- Component data from apps and pages:
════
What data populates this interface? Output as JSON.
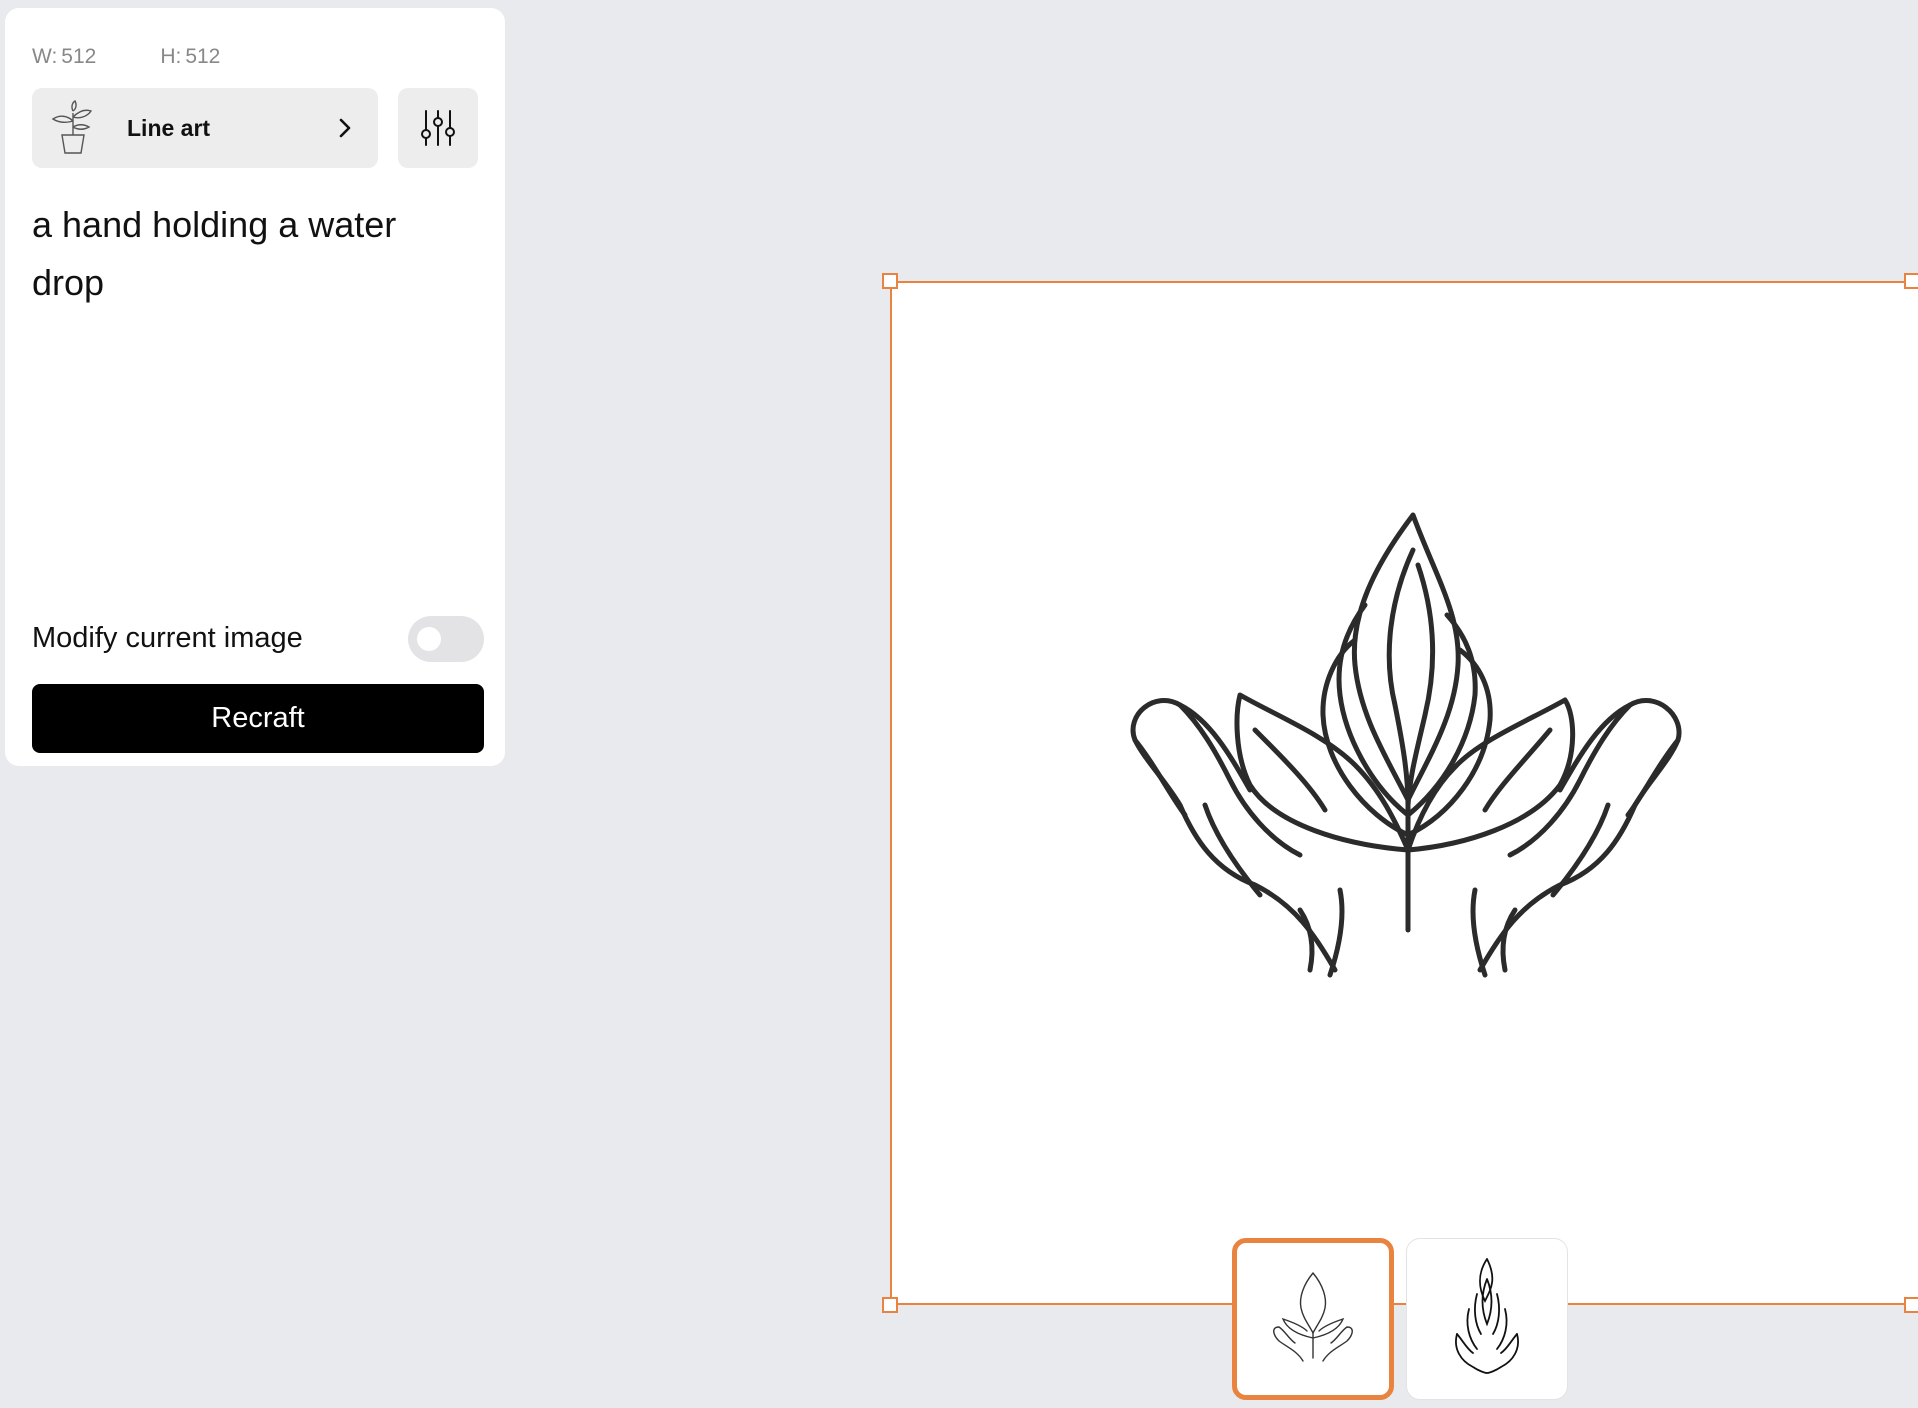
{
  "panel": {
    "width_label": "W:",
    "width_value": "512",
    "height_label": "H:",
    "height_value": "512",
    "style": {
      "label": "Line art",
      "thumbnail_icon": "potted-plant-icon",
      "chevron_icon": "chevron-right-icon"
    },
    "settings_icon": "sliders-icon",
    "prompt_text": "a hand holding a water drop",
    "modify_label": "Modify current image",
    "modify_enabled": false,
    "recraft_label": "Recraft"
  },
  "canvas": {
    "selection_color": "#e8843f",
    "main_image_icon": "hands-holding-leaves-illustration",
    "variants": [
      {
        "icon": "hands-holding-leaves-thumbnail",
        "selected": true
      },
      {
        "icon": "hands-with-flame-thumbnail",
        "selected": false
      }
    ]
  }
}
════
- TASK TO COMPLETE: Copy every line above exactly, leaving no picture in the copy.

- RESPONSE TO THIS EXERCISE:
What data populates this interface? Output as JSON.
{
  "panel": {
    "width_label": "W:",
    "width_value": "512",
    "height_label": "H:",
    "height_value": "512",
    "style": {
      "label": "Line art",
      "thumbnail_icon": "potted-plant-icon",
      "chevron_icon": "chevron-right-icon"
    },
    "settings_icon": "sliders-icon",
    "prompt_text": "a hand holding a water drop",
    "modify_label": "Modify current image",
    "modify_enabled": false,
    "recraft_label": "Recraft"
  },
  "canvas": {
    "selection_color": "#e8843f",
    "main_image_icon": "hands-holding-leaves-illustration",
    "variants": [
      {
        "icon": "hands-holding-leaves-thumbnail",
        "selected": true
      },
      {
        "icon": "hands-with-flame-thumbnail",
        "selected": false
      }
    ]
  }
}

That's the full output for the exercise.